It is widely accepted that stars do not form in isolation but result from the fragmentation of molec- ular clouds, which in turn leads to star cluster formation. Over time, clusters dissolve or are destroyed by interactions with molecular clouds or tidal stripping, and their members become part of the gen- eral field population. Star clusters are thus among the basic building blocks of galaxies. In turn, star cluster populations, from young associations and open clusters to old globulars, are powerful tracers of the formation, assembly, and evolutionary history of their parent galaxies. Although their impor- tance (e.g., in mapping out the Milky Way) had been recognised for decades, major progress in this area has only become possible in recent years, both for Galactic and extragalactic cluster populations. Star clusters are the observational foundation for stellar astrophysics and evolution, provide essential tracers of galactic structure, and are unique stellar dynamical environments. Star formation, , stellar evolution, and continue to benefit and improve tremendously from the study of these systems. Additionally, fundamental quantities such as the initial mass function can be successfully derived from modelling either the Hertzsprung−Russell diagrams or the integrated velocity structures of, respectively, resolved and unresolved clusters and cluster populations. Star clus- ter studies thus span the fields of Galactic and extragalactic astrophysics, while heavily affecting our detailed understanding of the process of star formation in dense environments. This report highlights science results of the last decade in the major fields covered by IAU Commission 37: Star clusters and associations. Instead of focusing on the business meeting - the out-going president presentation can be found here: www.sc.eso.org/~gcarraro/splinter2015.pdf - this legacy report contains highlights of the most important scientific achievements in the Commission science area, compiled by 5 well expert members. Accepted by : Transaction of the IAU http://arxiv.org/abs/1511.00835 Conferences and Announcements 17

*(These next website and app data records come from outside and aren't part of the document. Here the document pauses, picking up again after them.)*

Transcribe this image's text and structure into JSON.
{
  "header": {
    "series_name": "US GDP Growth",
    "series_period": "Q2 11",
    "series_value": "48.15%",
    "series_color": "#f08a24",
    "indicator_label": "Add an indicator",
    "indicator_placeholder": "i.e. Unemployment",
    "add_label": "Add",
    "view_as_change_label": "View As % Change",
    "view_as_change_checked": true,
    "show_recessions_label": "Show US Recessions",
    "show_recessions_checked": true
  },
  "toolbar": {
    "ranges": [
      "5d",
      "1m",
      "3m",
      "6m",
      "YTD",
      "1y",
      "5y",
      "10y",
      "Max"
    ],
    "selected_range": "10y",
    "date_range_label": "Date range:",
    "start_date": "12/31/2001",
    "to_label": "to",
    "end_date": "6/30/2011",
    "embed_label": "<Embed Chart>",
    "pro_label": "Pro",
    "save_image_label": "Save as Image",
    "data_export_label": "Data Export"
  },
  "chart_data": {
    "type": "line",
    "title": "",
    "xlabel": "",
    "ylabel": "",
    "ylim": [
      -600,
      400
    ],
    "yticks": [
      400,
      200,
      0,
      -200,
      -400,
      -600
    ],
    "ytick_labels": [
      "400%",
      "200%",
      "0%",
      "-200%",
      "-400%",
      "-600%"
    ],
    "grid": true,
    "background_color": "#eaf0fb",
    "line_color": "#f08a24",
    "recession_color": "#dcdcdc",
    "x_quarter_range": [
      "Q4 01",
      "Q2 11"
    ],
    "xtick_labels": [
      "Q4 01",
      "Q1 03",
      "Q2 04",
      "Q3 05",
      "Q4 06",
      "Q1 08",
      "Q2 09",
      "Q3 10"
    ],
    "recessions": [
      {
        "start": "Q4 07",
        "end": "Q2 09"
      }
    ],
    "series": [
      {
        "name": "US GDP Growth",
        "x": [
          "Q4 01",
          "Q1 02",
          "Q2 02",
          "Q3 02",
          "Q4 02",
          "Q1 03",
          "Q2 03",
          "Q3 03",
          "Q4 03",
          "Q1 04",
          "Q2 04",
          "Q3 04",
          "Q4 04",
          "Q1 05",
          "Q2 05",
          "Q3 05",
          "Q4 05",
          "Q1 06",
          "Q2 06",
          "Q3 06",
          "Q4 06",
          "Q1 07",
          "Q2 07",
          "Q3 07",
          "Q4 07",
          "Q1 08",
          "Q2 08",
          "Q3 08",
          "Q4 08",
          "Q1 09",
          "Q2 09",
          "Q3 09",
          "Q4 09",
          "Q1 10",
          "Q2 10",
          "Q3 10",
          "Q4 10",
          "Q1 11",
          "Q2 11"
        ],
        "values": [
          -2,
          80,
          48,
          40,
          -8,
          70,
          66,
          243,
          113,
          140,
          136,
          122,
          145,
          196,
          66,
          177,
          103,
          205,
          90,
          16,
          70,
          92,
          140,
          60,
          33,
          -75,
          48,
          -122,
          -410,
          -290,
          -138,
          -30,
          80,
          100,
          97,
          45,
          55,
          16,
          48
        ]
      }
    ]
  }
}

§Conferences ¤ ¦ ¥ Globular Clusters and Galaxy Halos 22–26 February, 2016 Leiden, NL http://www.lorentzcenter.nl/lc/web/2016/756/info.php3?wsid=756&venue=Oort registration procedure closed, contact the local workshop coordinator

...... From Stars to Massive Stars - Connecting our understanding of massive star & star cluster formation through the 6–9 April, 2016 Gainesville, FL, USA http://conference.astro.ufl.edu/STARSTOMASSIVE/STM/Home.html abstract submission deadline: 1st December!

...... COSMIC-LAB: Star Clusters as Cosmic Laboratories for Astrophysics, Dynamics and Fundamental Physics (MODEST 16) 18–22 April, 2016 Bologna, Italy http://www.cosmic-lab.eu/Cosmic-Lab/The_Conference.html